# Task goal
Make a verbatim copy of all the records. Skip every image.

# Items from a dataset
----

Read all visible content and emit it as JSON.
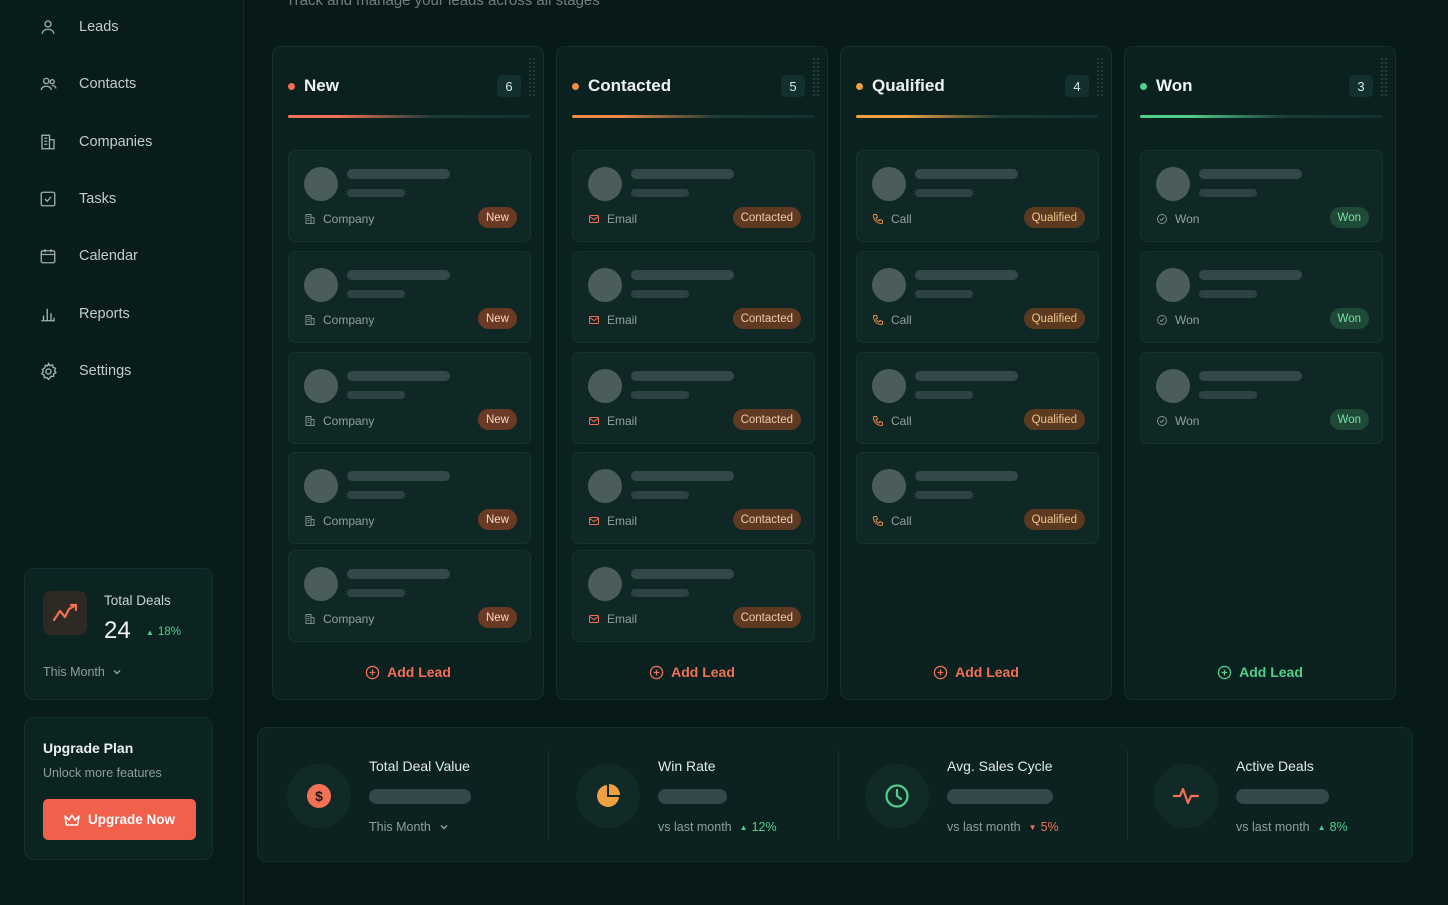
{
  "header": {
    "subtitle": "Track and manage your leads across all stages"
  },
  "sidebar": {
    "items": [
      {
        "label": "Leads",
        "icon": "user-icon"
      },
      {
        "label": "Contacts",
        "icon": "users-icon"
      },
      {
        "label": "Companies",
        "icon": "building-icon"
      },
      {
        "label": "Tasks",
        "icon": "checkbox-icon"
      },
      {
        "label": "Calendar",
        "icon": "calendar-icon"
      },
      {
        "label": "Reports",
        "icon": "bar-chart-icon"
      },
      {
        "label": "Settings",
        "icon": "gear-icon"
      }
    ],
    "total_deals": {
      "title": "Total Deals",
      "value": "24",
      "change": "18%",
      "period": "This Month"
    },
    "upgrade": {
      "title": "Upgrade Plan",
      "subtitle": "Unlock more features",
      "button": "Upgrade Now"
    }
  },
  "columns": [
    {
      "title": "New",
      "count": "6",
      "accent": "#f27155",
      "card_meta": "Company",
      "badge": "New",
      "add_label": "Add Lead"
    },
    {
      "title": "Contacted",
      "count": "5",
      "accent": "#f08a45",
      "card_meta": "Email",
      "badge": "Contacted",
      "add_label": "Add Lead"
    },
    {
      "title": "Qualified",
      "count": "4",
      "accent": "#f0a040",
      "card_meta": "Call",
      "badge": "Qualified",
      "add_label": "Add Lead"
    },
    {
      "title": "Won",
      "count": "3",
      "accent": "#4fd08b",
      "card_meta": "Won",
      "badge": "Won",
      "add_label": "Add Lead"
    }
  ],
  "stats": [
    {
      "title": "Total Deal Value",
      "foot": "This Month",
      "change": "",
      "icon": "dollar-icon"
    },
    {
      "title": "Win Rate",
      "foot": "vs last month",
      "change": "12%",
      "direction": "up",
      "icon": "pie-chart-icon"
    },
    {
      "title": "Avg. Sales Cycle",
      "foot": "vs last month",
      "change": "5%",
      "direction": "down",
      "icon": "clock-icon"
    },
    {
      "title": "Active Deals",
      "foot": "vs last month",
      "change": "8%",
      "direction": "up",
      "icon": "activity-icon"
    }
  ]
}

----

# Response to this task
Read all visible content and emit it as JSON.
{
  "header": {
    "subtitle": "Track and manage your leads across all stages"
  },
  "sidebar": {
    "items": [
      {
        "label": "Leads",
        "icon": "user-icon"
      },
      {
        "label": "Contacts",
        "icon": "users-icon"
      },
      {
        "label": "Companies",
        "icon": "building-icon"
      },
      {
        "label": "Tasks",
        "icon": "checkbox-icon"
      },
      {
        "label": "Calendar",
        "icon": "calendar-icon"
      },
      {
        "label": "Reports",
        "icon": "bar-chart-icon"
      },
      {
        "label": "Settings",
        "icon": "gear-icon"
      }
    ],
    "total_deals": {
      "title": "Total Deals",
      "value": "24",
      "change": "18%",
      "period": "This Month"
    },
    "upgrade": {
      "title": "Upgrade Plan",
      "subtitle": "Unlock more features",
      "button": "Upgrade Now"
    }
  },
  "columns": [
    {
      "title": "New",
      "count": "6",
      "accent": "#f27155",
      "card_meta": "Company",
      "badge": "New",
      "add_label": "Add Lead"
    },
    {
      "title": "Contacted",
      "count": "5",
      "accent": "#f08a45",
      "card_meta": "Email",
      "badge": "Contacted",
      "add_label": "Add Lead"
    },
    {
      "title": "Qualified",
      "count": "4",
      "accent": "#f0a040",
      "card_meta": "Call",
      "badge": "Qualified",
      "add_label": "Add Lead"
    },
    {
      "title": "Won",
      "count": "3",
      "accent": "#4fd08b",
      "card_meta": "Won",
      "badge": "Won",
      "add_label": "Add Lead"
    }
  ],
  "stats": [
    {
      "title": "Total Deal Value",
      "foot": "This Month",
      "change": "",
      "icon": "dollar-icon"
    },
    {
      "title": "Win Rate",
      "foot": "vs last month",
      "change": "12%",
      "direction": "up",
      "icon": "pie-chart-icon"
    },
    {
      "title": "Avg. Sales Cycle",
      "foot": "vs last month",
      "change": "5%",
      "direction": "down",
      "icon": "clock-icon"
    },
    {
      "title": "Active Deals",
      "foot": "vs last month",
      "change": "8%",
      "direction": "up",
      "icon": "activity-icon"
    }
  ]
}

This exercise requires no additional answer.